The text below is of a letter sent by the Changing University Cultures collective to Universities UK on March 19th 2018, withdrawing from our current working relationship with them due to their role in the USS pensions dispute.
For the attention of: Alistair Jarvis and Professor Janet Beer
We write as the Changing University Cultures collective – we have been working closely with Universities UK over the past couple of years on promoting equality and diversity in higher education, and tackling sexual harassment and violence, through cultural change. We were recently commissioned to produce a set of sector-wide guidelines on creating cultural change in universities, to be launched at a national conference this November. Unfortunately, in light of the ongoing USS pensions dispute, we are writing to withdraw from this commission and our current association with Universities UK.
Pensions are a key equalities issue. A recent paper by experts at Sheffield highlighted that while women have a smaller pension than men in any system (and BAME women are even more adversely affected), this is is exacerbated in defined contribution schemes due to differences in how men and women engage with financial information and risk.

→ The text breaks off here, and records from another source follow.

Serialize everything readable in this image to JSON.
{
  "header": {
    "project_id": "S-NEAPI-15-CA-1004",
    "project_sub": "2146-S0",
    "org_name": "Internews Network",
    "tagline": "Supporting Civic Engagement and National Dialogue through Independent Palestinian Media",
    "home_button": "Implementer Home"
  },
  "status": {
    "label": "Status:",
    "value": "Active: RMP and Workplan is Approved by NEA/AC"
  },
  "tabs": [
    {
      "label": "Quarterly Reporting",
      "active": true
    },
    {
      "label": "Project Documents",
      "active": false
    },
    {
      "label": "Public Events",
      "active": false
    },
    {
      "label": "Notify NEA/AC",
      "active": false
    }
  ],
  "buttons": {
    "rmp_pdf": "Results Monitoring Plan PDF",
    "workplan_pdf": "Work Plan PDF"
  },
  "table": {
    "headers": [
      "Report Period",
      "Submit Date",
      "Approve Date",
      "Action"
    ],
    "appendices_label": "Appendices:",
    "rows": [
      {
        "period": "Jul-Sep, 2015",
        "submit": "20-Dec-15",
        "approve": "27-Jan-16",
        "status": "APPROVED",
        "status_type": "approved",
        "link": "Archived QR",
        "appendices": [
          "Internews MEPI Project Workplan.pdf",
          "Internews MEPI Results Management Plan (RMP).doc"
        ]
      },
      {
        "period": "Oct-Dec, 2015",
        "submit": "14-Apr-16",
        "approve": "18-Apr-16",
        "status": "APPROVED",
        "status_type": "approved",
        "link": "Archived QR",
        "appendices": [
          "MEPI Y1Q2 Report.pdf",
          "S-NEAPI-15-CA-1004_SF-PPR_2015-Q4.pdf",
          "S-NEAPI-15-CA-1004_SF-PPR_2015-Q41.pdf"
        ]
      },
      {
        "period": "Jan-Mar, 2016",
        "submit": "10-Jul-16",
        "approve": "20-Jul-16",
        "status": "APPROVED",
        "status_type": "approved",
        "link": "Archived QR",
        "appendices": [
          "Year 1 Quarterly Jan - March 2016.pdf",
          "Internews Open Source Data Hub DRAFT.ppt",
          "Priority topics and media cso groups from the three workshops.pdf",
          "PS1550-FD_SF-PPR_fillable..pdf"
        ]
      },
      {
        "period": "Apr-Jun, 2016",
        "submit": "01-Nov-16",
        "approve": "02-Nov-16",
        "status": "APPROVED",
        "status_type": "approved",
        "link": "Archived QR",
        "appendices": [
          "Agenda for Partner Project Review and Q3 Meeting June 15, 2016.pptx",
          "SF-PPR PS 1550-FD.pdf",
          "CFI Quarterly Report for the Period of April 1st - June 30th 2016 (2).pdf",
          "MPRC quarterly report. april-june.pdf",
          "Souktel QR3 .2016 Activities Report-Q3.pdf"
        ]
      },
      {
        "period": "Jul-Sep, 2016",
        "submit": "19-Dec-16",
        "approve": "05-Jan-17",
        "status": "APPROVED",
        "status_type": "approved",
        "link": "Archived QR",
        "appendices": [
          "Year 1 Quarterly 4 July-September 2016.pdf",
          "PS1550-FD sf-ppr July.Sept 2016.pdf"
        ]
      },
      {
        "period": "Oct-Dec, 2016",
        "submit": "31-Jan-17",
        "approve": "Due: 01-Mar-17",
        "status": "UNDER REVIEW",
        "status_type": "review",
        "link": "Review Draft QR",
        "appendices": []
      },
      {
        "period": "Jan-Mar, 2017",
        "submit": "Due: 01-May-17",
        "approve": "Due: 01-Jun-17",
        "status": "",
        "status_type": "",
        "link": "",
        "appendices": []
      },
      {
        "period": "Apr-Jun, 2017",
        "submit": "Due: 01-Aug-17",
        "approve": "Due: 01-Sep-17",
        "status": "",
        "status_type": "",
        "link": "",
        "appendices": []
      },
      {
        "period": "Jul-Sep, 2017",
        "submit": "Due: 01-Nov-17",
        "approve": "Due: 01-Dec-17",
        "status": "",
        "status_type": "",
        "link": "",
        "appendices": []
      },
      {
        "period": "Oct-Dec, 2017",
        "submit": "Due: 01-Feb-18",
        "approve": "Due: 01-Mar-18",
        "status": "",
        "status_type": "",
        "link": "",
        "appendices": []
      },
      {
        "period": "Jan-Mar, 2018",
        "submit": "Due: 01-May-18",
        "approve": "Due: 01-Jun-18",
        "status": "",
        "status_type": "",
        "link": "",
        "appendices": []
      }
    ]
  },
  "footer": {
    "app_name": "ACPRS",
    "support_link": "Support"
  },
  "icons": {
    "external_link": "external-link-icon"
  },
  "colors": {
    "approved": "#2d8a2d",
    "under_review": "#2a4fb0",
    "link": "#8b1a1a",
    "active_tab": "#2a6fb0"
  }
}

DC schemes also fail to offer the maternity coverage that DB schemes do. Universities UK cannot claim to be working towards equality and diversity in the sector while pursuing pension reforms which are antithetical to that agenda, and we cannot in good faith work with Universities UK on equality and diversity issues under these conditions.
On the bigger issue of institutional culture, it is clear that the sector is in disarray and that this has happened under the influence of Universities UK. The proposed reforms to the USS pension scheme could not be a clearer statement of current sectoral values, based on an imaginary deficit and designed to facilitate capital investment projects at the expense of staff security and working conditions (defined as ‘inessential costs’). The complete disregard for staff and students’ welfare has become painfully clear during the course of this dispute. While some Vice-Chancellors have come through for their staff and students in important ways, others have either remained silent or taken punitive actions against strikers and student occupations.
This is a crisis of culture and relationship which has been building for years, and which we do not intend to turn our backs on. However, while we are happy to work with individual Vice-Chancellors, either to continue building bridges or to assess and begin to repair the damage, we cannot do this under the auspices of Universities UK until it is willing to address its own culture and complicity. Institutional culture work cannot be window dressing for the systematic devaluation and precaritisation of staff and students. It must be grounded in a critique of the marketisation of universities and what that does to the values that staff and students hold dear. It is with regret, therefore, that we withdraw from our current association with Universities UK.
The Changing University Cultures Collective